# Exercise objective:
Copy out the lines below that hold the word "JSON".

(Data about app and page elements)
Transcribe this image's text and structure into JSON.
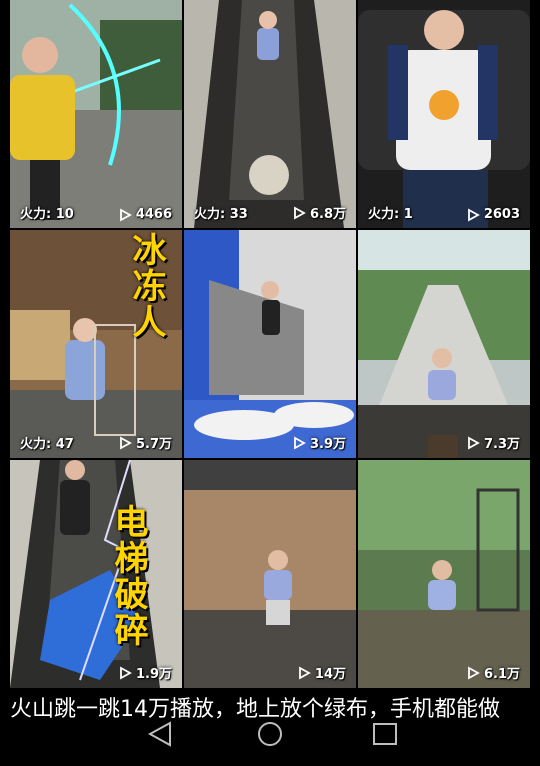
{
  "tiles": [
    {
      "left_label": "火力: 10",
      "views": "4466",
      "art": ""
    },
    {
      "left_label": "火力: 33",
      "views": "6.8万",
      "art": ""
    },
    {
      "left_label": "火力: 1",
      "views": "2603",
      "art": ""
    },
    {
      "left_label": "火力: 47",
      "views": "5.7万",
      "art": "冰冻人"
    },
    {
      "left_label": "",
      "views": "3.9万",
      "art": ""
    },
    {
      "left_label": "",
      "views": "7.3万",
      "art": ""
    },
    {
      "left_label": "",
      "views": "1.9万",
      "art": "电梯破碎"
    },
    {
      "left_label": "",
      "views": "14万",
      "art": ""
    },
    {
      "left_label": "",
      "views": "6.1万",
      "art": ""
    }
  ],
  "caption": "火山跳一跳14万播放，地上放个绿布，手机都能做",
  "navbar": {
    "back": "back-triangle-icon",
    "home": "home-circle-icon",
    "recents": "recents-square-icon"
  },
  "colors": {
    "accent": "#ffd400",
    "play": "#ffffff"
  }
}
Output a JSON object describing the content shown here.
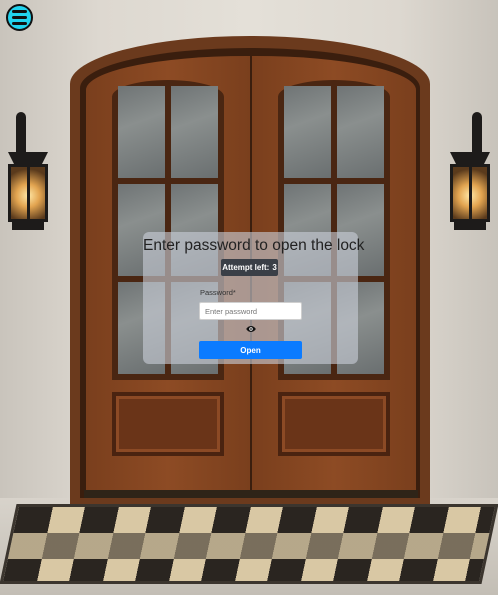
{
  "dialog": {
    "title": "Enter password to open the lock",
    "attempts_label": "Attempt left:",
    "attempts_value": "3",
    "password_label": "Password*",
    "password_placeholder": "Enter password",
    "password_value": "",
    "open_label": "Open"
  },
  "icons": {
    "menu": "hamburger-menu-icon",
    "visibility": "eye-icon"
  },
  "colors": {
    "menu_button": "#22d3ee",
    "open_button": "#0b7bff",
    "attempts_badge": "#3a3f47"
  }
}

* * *

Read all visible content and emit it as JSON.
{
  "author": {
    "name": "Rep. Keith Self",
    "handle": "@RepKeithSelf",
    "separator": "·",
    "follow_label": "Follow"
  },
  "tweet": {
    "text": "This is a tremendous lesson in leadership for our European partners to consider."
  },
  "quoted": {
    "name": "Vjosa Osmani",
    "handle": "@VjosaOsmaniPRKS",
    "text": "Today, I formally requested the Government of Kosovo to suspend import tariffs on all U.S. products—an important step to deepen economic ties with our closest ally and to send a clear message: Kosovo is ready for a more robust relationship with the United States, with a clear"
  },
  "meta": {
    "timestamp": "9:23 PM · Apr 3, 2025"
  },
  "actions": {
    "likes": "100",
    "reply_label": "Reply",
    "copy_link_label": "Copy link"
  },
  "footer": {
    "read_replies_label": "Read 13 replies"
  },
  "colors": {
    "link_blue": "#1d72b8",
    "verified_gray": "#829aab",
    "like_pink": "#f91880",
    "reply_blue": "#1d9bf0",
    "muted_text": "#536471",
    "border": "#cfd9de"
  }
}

# Exercise result:
Transcribe this image's text and structure into JSON.
Output a JSON object describing the content shown here.
Read all visible content and emit it as JSON.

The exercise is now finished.